-The laid back lifestyle- A friend once coined Nunavut as her frozen Jamaica which I realised quickly was a very apt description. Everybody and everything runs on Nunavut time which is rarely on time and never predictable. While that took some getting used to it was one of the charming characteristics of northern life.
-Family Dinners- This is a little contrary to what I said earlier in this post but I miss sitting down to eat as a family every night. Even though Nick was always on call we did manage to spend the vast majority of our suppers together. With both of us working and the kids spending lots of time at their grandparents it seems we only sit down together maybe twice a week these days. That's something I'm working to change.
-The kids being able to run loose. I was recently showing pictures of my time in the north and there was a picture of Oliver being carried by an elder during Aboriginal Day celebrations in Cape Dorset. He would have been about 5 months old. My friend asked who the lady was and I said I have no idea. She was someone who saw that O was getting cranky while I was trying to do face painting and just picked him up to help me out. She said really? You let someone just take your baby? I can understand why people down here would find that shocking because I'm sure you would never do that here. I'm also sure they would never let their 2-1/2 year old run around all of Canada Day with kids they don't know and not being at all panicked if I looked up and he wasn't in the same place he was 2 minutes ago. The sense of community parenting was strong in both Cape Dorset and Pang. I couldn't go to the store without someone adjusting my amauti or asking how the kids were. I guess the fact that a random white kid living with an Inuit family would attract alot of attention should someone actually attempt a kidnapping also takes alot off a mother's mind.
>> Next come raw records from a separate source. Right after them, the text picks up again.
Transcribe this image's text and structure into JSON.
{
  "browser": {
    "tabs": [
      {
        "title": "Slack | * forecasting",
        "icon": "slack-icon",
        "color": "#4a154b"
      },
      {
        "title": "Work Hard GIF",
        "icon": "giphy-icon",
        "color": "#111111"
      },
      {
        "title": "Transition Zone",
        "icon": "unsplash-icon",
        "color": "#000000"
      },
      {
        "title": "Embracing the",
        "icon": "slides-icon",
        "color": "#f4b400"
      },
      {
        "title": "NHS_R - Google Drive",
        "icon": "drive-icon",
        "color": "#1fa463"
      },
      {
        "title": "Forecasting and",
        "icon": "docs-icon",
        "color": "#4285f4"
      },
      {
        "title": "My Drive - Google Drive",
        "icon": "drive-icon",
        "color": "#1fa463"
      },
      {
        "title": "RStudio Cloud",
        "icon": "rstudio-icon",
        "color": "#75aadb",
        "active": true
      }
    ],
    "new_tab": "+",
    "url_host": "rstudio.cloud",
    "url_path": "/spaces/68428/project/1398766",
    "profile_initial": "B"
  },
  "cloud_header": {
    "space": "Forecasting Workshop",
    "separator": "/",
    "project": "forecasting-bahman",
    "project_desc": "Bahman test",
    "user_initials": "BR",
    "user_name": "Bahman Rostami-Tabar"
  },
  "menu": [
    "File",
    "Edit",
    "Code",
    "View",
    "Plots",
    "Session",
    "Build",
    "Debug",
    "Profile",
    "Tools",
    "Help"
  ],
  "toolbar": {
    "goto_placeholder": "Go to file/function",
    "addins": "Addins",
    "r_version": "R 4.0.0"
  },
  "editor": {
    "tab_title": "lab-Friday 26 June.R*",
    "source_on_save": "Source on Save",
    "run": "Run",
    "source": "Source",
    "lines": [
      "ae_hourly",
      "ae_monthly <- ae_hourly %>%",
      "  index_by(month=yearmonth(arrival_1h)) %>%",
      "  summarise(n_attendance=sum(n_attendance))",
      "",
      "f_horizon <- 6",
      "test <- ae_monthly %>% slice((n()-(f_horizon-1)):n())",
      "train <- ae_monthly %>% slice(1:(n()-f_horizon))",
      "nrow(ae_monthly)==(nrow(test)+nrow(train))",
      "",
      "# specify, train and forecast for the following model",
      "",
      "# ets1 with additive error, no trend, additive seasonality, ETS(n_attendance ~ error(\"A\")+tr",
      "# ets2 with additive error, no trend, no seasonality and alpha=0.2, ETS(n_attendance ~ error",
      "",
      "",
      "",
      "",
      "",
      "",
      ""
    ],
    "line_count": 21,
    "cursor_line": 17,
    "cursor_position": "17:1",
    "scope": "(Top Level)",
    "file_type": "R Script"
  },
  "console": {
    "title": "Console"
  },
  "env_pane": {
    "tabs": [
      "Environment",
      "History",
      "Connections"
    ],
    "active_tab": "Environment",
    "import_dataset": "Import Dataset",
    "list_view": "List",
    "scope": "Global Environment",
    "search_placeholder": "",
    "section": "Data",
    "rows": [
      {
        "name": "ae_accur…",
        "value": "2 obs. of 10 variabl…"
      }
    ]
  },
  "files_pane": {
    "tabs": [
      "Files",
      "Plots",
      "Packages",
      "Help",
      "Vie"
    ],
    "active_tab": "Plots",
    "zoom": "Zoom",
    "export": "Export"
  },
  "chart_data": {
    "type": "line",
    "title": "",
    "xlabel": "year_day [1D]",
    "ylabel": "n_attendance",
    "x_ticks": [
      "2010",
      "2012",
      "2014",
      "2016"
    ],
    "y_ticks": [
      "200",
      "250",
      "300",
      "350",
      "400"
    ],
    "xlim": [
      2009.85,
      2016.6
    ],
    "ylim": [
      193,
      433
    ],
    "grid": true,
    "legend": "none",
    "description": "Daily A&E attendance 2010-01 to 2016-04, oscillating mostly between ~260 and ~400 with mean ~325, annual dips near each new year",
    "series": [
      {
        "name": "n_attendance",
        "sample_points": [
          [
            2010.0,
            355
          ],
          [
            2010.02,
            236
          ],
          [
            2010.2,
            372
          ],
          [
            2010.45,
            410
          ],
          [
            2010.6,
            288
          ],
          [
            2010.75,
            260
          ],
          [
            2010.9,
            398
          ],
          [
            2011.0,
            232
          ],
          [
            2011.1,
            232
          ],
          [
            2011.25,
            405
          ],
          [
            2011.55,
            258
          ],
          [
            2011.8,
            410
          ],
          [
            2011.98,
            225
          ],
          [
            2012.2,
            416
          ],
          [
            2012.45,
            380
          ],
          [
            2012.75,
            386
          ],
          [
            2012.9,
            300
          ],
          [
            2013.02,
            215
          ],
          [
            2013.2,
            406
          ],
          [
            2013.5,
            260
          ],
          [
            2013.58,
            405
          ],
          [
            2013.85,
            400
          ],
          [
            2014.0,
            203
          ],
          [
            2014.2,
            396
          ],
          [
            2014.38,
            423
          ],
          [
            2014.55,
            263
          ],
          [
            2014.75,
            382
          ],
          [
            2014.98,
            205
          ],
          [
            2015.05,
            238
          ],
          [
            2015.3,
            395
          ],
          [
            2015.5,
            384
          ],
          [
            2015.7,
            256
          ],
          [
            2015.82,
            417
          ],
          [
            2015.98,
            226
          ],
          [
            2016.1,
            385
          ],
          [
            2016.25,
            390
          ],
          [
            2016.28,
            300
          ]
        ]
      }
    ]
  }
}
-The Northern Lights and 24 hour daylight. The daylight might be a surprise to people who can't imagine dealing with that. Don't knock it till you try it, I would have taken that with me in a minute.
One thing that hasn't changed:
-Monitoring water usage- Now it's because we have to pay for the water we use instead of just worrying about running out but it's still something we think about every day.